▸ Work task: Every record is to be printed exactly as it appears.

▸ Information given:
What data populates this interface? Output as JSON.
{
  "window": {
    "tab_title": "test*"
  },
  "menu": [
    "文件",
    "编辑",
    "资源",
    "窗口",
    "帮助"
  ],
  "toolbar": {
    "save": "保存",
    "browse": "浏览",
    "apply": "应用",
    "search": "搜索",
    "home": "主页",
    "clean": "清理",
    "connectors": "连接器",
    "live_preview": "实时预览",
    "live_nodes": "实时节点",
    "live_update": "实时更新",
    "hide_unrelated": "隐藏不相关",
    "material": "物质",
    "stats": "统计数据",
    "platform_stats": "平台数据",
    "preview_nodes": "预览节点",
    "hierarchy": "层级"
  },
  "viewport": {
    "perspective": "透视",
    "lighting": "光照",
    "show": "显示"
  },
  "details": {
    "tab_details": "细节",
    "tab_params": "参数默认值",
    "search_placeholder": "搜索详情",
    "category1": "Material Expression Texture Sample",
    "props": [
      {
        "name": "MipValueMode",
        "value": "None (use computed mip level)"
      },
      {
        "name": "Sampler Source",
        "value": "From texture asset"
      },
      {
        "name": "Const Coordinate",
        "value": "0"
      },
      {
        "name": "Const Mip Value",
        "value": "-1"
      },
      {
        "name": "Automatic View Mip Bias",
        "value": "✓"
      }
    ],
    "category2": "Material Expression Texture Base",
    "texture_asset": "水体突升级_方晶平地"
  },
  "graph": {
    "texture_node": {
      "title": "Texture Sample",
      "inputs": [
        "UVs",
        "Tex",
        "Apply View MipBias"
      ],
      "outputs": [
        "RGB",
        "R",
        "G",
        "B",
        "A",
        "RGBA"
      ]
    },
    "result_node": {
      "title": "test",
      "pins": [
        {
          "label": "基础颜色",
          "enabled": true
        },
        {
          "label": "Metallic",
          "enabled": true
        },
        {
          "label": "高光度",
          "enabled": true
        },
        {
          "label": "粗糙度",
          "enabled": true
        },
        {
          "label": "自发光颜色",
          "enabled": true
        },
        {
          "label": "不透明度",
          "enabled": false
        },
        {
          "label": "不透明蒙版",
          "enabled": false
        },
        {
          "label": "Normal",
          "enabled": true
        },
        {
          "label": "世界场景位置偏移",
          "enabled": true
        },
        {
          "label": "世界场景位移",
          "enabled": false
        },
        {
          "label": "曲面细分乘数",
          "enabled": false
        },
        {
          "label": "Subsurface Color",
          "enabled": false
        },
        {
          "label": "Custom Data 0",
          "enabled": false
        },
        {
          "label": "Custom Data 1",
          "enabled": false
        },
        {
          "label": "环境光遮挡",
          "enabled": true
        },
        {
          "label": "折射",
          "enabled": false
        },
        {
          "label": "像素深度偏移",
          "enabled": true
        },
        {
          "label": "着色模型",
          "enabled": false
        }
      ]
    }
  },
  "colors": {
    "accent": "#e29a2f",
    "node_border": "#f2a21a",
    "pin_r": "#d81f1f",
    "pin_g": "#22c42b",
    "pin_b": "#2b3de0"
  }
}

▸ Exercise solution:
What data populates this interface? Output as JSON.
{
  "window": {
    "tab_title": "test*"
  },
  "menu": [
    "文件",
    "编辑",
    "资源",
    "窗口",
    "帮助"
  ],
  "toolbar": {
    "save": "保存",
    "browse": "浏览",
    "apply": "应用",
    "search": "搜索",
    "home": "主页",
    "clean": "清理",
    "connectors": "连接器",
    "live_preview": "实时预览",
    "live_nodes": "实时节点",
    "live_update": "实时更新",
    "hide_unrelated": "隐藏不相关",
    "material": "物质",
    "stats": "统计数据",
    "platform_stats": "平台数据",
    "preview_nodes": "预览节点",
    "hierarchy": "层级"
  },
  "viewport": {
    "perspective": "透视",
    "lighting": "光照",
    "show": "显示"
  },
  "details": {
    "tab_details": "细节",
    "tab_params": "参数默认值",
    "search_placeholder": "搜索详情",
    "category1": "Material Expression Texture Sample",
    "props": [
      {
        "name": "MipValueMode",
        "value": "None (use computed mip level)"
      },
      {
        "name": "Sampler Source",
        "value": "From texture asset"
      },
      {
        "name": "Const Coordinate",
        "value": "0"
      },
      {
        "name": "Const Mip Value",
        "value": "-1"
      },
      {
        "name": "Automatic View Mip Bias",
        "value": "✓"
      }
    ],
    "category2": "Material Expression Texture Base",
    "texture_asset": "水体突升级_方晶平地"
  },
  "graph": {
    "texture_node": {
      "title": "Texture Sample",
      "inputs": [
        "UVs",
        "Tex",
        "Apply View MipBias"
      ],
      "outputs": [
        "RGB",
        "R",
        "G",
        "B",
        "A",
        "RGBA"
      ]
    },
    "result_node": {
      "title": "test",
      "pins": [
        {
          "label": "基础颜色",
          "enabled": true
        },
        {
          "label": "Metallic",
          "enabled": true
        },
        {
          "label": "高光度",
          "enabled": true
        },
        {
          "label": "粗糙度",
          "enabled": true
        },
        {
          "label": "自发光颜色",
          "enabled": true
        },
        {
          "label": "不透明度",
          "enabled": false
        },
        {
          "label": "不透明蒙版",
          "enabled": false
        },
        {
          "label": "Normal",
          "enabled": true
        },
        {
          "label": "世界场景位置偏移",
          "enabled": true
        },
        {
          "label": "世界场景位移",
          "enabled": false
        },
        {
          "label": "曲面细分乘数",
          "enabled": false
        },
        {
          "label": "Subsurface Color",
          "enabled": false
        },
        {
          "label": "Custom Data 0",
          "enabled": false
        },
        {
          "label": "Custom Data 1",
          "enabled": false
        },
        {
          "label": "环境光遮挡",
          "enabled": true
        },
        {
          "label": "折射",
          "enabled": false
        },
        {
          "label": "像素深度偏移",
          "enabled": true
        },
        {
          "label": "着色模型",
          "enabled": false
        }
      ]
    }
  },
  "colors": {
    "accent": "#e29a2f",
    "node_border": "#f2a21a",
    "pin_r": "#d81f1f",
    "pin_g": "#22c42b",
    "pin_b": "#2b3de0"
  }
}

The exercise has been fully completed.